@Syracuse University News Tips
Syracuse University faculty members are available for interview on a variety of timely topics. Our faculty members provide insight that moves the story forward, and information that shines a new light on important research of interest to your audience. Here’s what they’re saying today:
United Nations calls for fossil fuels to be phased out by 2100 or risk irreversible damage to planet. The U.N. report was released on Sunday, and already there is response from Syracuse University faculty who are conducting research on global warming and the environmental effects. Biology Professor Doug Frank and Associate Professor Jason Fridley are monitoring the impact through the use of a unique climate garden, which uses a variety of flora that tell the story of global warming’s effects on the planet. Says Fridley, “The IPCC report is an important reminder that continued and probably extensive changes are ahead for the biosphere and our place in it. One need only look at past climate shifts–about 5 C cooler was all that was needed to change CNY to a glacial landscape–to appreciate the extent of ecological change over the next few decades.” According to Frank, “Findings of this report strengthen earlier conclusions from the IPCC that increases in atmospheric greenhouse gas concentrations are from human activity, there is an ongoing rapid increase in the earth’s mean temperature and any delay in enacting meaningful measures to reduce greenhouse gas emissions will only be more costly to society down the road.
Cell phones undermine polling industry: Voters go to the polls Tuesday to decide a host of local and statewide political races. Polling numbers are being reported prior to Election Day, but how accurate are these survey’s? In an age where a growing number of us do not own a landline phone, how can pollsters get an accurate assessment of voter sentiment? “Cellphones have completely undermined the telephone polling industry,” says Professor of Public Relations Guy Golan. “Today pollsters are struggling to produce representative samples using traditional random-digital-dialing to land lines. Most people under the age of 35 exclusively use cellphones. Caller ID technology generates very low response rates. In addition, federal regulation requires pollsters to hand dial all calls made to cellphones. The result is that telephone polling is less representative, more time consuming and expensive than ever before. Pollsters are quickly figuring out that their industry is in deep trouble. Read more on Guy Golan’s thoughts on polling here: https://news.syr.edu/qa-political-communication-expert-guy-golan-talks-about-polls-72763/.
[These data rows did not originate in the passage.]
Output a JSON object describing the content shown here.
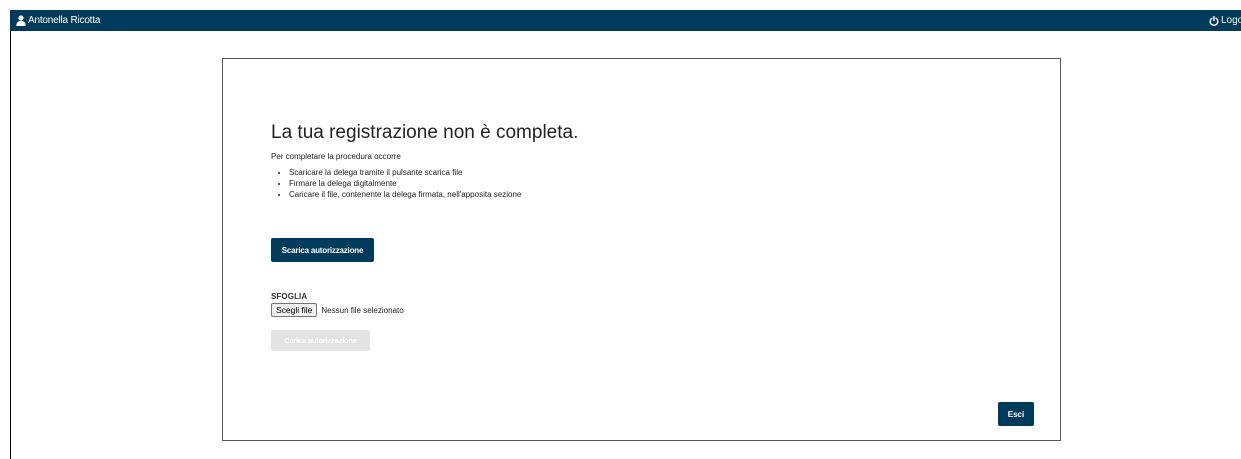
{
  "header": {
    "user_name": "Antonella Ricotta",
    "logout_label": "Logout",
    "background_color": "#003b5c",
    "user_icon": "user-icon",
    "logout_icon": "power-icon"
  },
  "main": {
    "title": "La tua registrazione non è completa.",
    "intro": "Per completare la procedura occorre",
    "steps": [
      "Scaricare la delega tramite il pulsante scarica file",
      "Firmare la delega digitalmente",
      "Caricare il file, contenente la delega firmata, nell'apposita sezione"
    ],
    "download_button": "Scarica autorizzazione",
    "browse_label": "SFOGLIA",
    "file_button": "Scegli file",
    "file_status": "Nessun file selezionato",
    "upload_button": "Carica autorizzazione",
    "exit_button": "Esci",
    "accent_color": "#003b5c",
    "disabled_color": "#e3e3e3"
  }
}
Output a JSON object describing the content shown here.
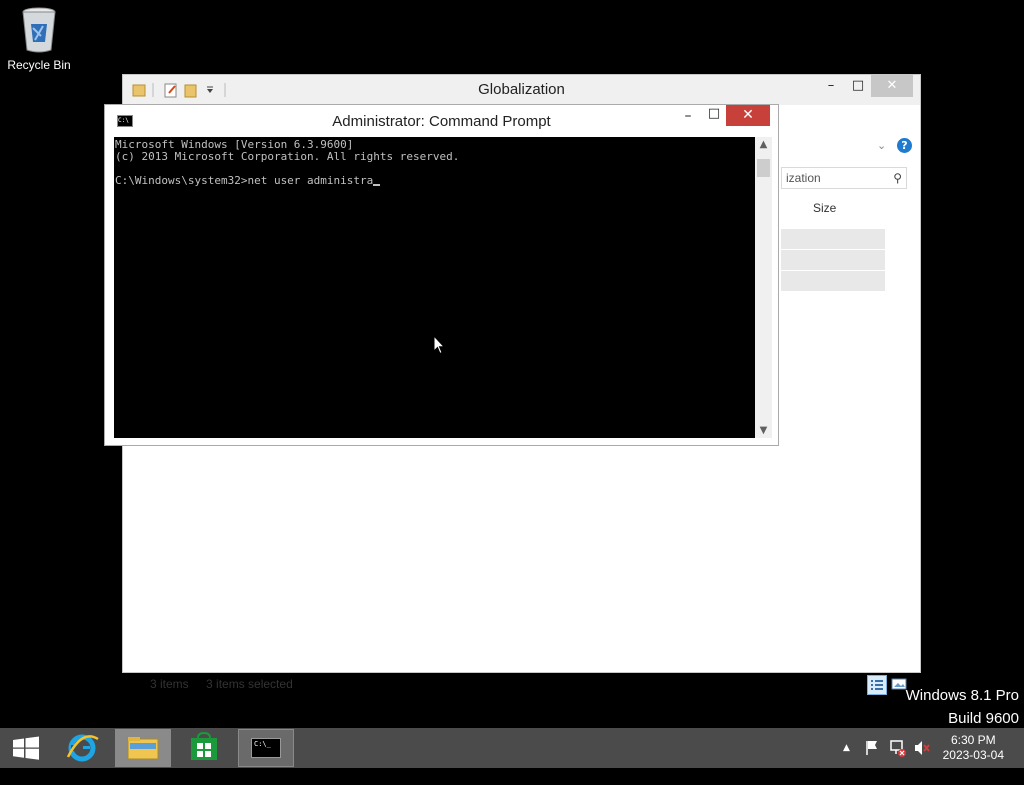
{
  "desktop": {
    "recycle_bin_label": "Recycle Bin"
  },
  "explorer": {
    "title": "Globalization",
    "minimize": "–",
    "maximize": "□",
    "close": "✕",
    "search_placeholder": "ization",
    "column_size": "Size",
    "status": {
      "items": "3 items",
      "selected": "3 items selected"
    }
  },
  "cmd": {
    "title": "Administrator: Command Prompt",
    "icon_text": "C:\\",
    "minimize": "–",
    "maximize": "□",
    "close": "✕",
    "lines": [
      "Microsoft Windows [Version 6.3.9600]",
      "(c) 2013 Microsoft Corporation. All rights reserved.",
      "",
      "C:\\Windows\\system32>net user administra"
    ]
  },
  "watermark": {
    "line1": "Windows 8.1 Pro",
    "line2": "Build 9600"
  },
  "taskbar": {
    "time": "6:30 PM",
    "date": "2023-03-04",
    "cmd_icon_text": "C:\\_"
  },
  "colors": {
    "taskbar": "#4b4b4b",
    "close_button": "#c7403a",
    "console_text": "#c0c0c0"
  }
}
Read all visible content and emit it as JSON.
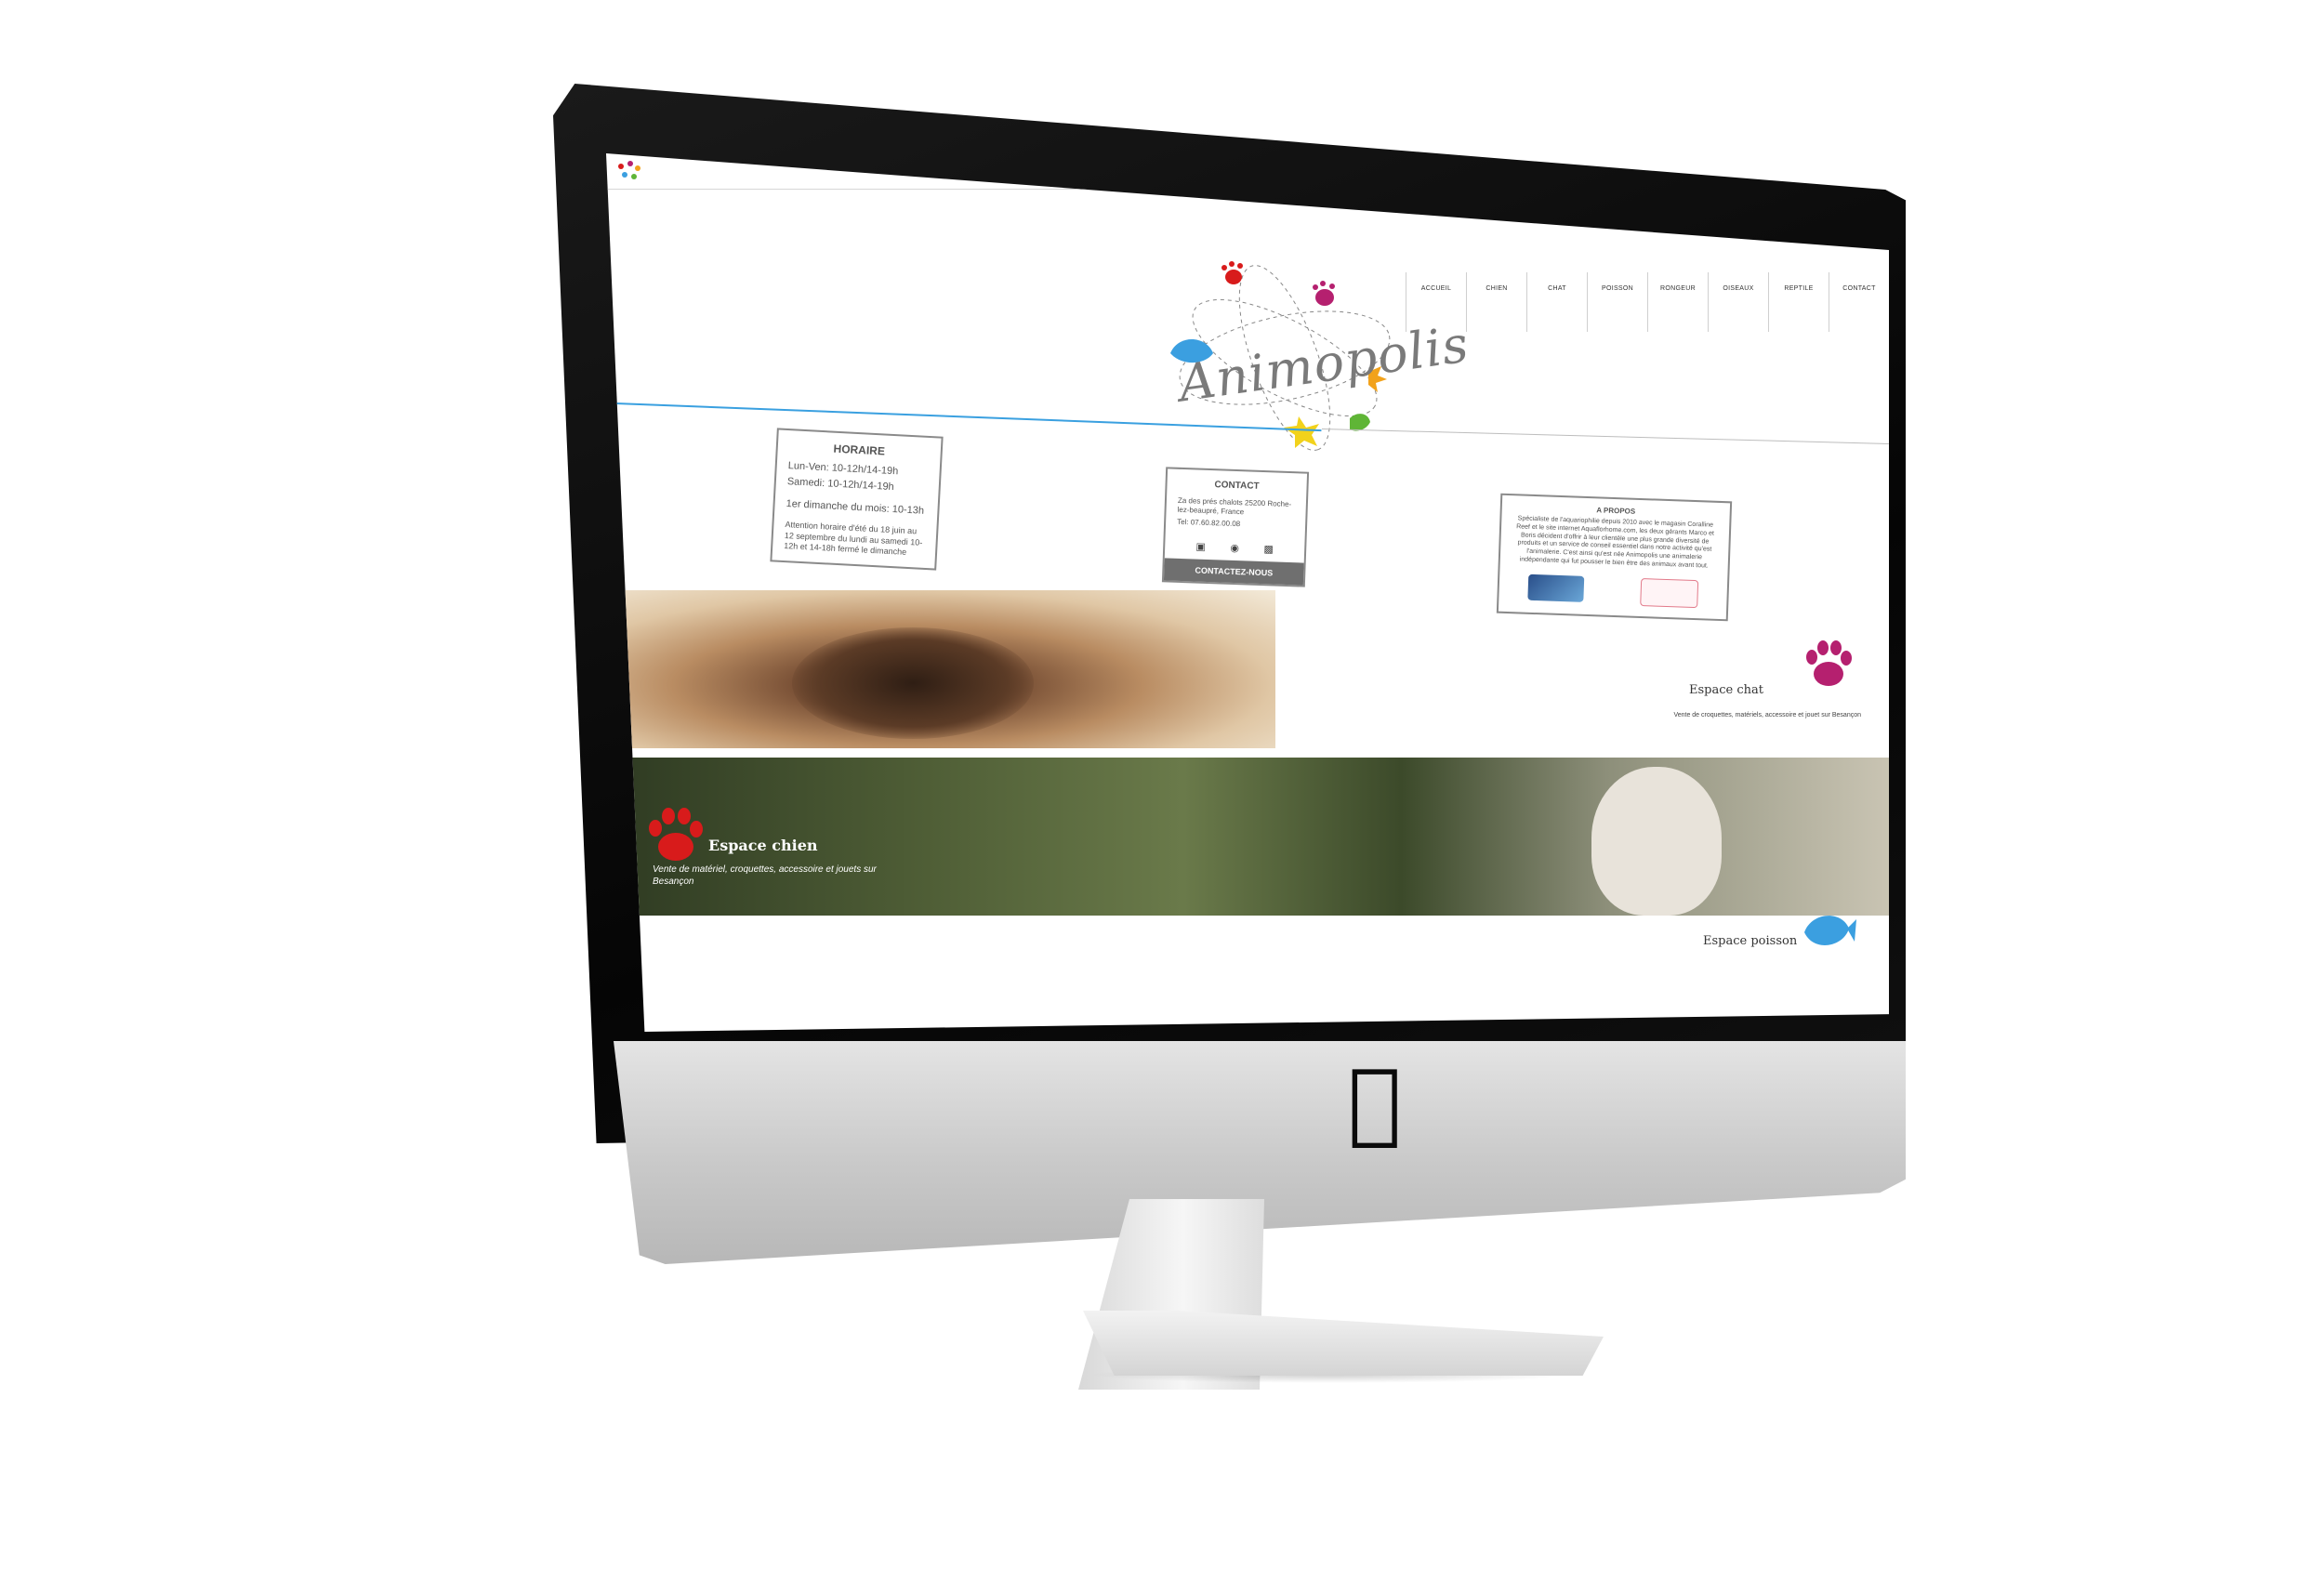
{
  "site": {
    "name": "Animopolis",
    "nav": [
      "ACCUEIL",
      "CHIEN",
      "CHAT",
      "POISSON",
      "RONGEUR",
      "OISEAUX",
      "REPTILE",
      "CONTACT"
    ],
    "horaire": {
      "title": "HORAIRE",
      "lines": [
        "Lun-Ven: 10-12h/14-19h",
        "Samedi: 10-12h/14-19h",
        "1er dimanche du mois: 10-13h",
        "Attention horaire d'été du 18 juin au 12 septembre du lundi au samedi 10-12h et 14-18h fermé le dimanche"
      ]
    },
    "contact": {
      "title": "CONTACT",
      "address": "Za des prés chalots 25200 Roche-lez-beaupré, France",
      "phone": "Tel: 07.60.82.00.08",
      "button": "CONTACTEZ-NOUS"
    },
    "apropos": {
      "title": "A PROPOS",
      "text": "Spécialiste de l'aquariophilie depuis 2010 avec le magasin Coralline Reef et le site internet Aquaflorhome.com, les deux gérants Marco et Boris décident d'offrir à leur clientèle une plus grande diversité de produits et un service de conseil essentiel dans notre activité qu'est l'animalerie. C'est ainsi qu'est née Animopolis une animalerie indépendante qui fut pousser le bien être des animaux avant tout."
    },
    "espace_chat": {
      "title": "Espace chat",
      "subtitle": "Vente de croquettes, matériels, accessoire et jouet sur Besançon"
    },
    "espace_chien": {
      "title": "Espace chien",
      "subtitle": "Vente de matériel, croquettes, accessoire et jouets sur Besançon"
    },
    "espace_poisson": {
      "title": "Espace poisson"
    }
  },
  "colors": {
    "accent_blue": "#3aa0e0",
    "paw_magenta": "#b5206f",
    "paw_red": "#d81b1b",
    "fish_blue": "#3b9fe0",
    "button_grey": "#6f6f6f"
  },
  "icons": [
    "apple-logo-icon",
    "facebook-icon",
    "instagram-icon",
    "twitter-icon",
    "cat-paw-icon",
    "dog-paw-icon",
    "fish-icon"
  ]
}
Social media and elections: If landline phone calls won’t paint an accurate picture of the polls, perhaps social media will. Researchers at Syracuse University’s School of Information Studies (iSchool) are collecting, saving and assessing the tweets, hashtags, mentions and chat streams on Twitter, plus the posts, likes, shares and follower rates on Facebook in 36 gubernatorial races this year across the United States. They’re looking at what that social messaging reveals based on what people are saying about the candidates, what candidates and campaigns are saying about themselves and each other and how messages are shifting during the election cycle. Right now, the data-laden project “is just an experiment that’s big, fun, loose and messy, and that’s how a lot of research is,” explains associate professor Jenny Stromer-Galley, an information science expert in how people interact and communicate on the Internet and in political communication. However, assessments from the data is something she hopes “can answer some enduring social science questions about the differences in strategies that campaigns produce.” It’s also possible, the professor says, “that the tools that will come out of it will help put us in shape to do a pretty comprehensive analysis of the presidential election in 2016”—producing insights and information about messaging and communication tactics that can be very useful to, and highly valued by, political campaigns. Read more on the research project here: http://ischool.syr.edu/newsroom/research.aspx?recid=1717.
Syracuse University faculty are available for interviews over the phone or via our Newhouse Studios via LTN. Please contact Keith Kobland at 315-443-9038/415-8095 or firstname.lastname@example.org.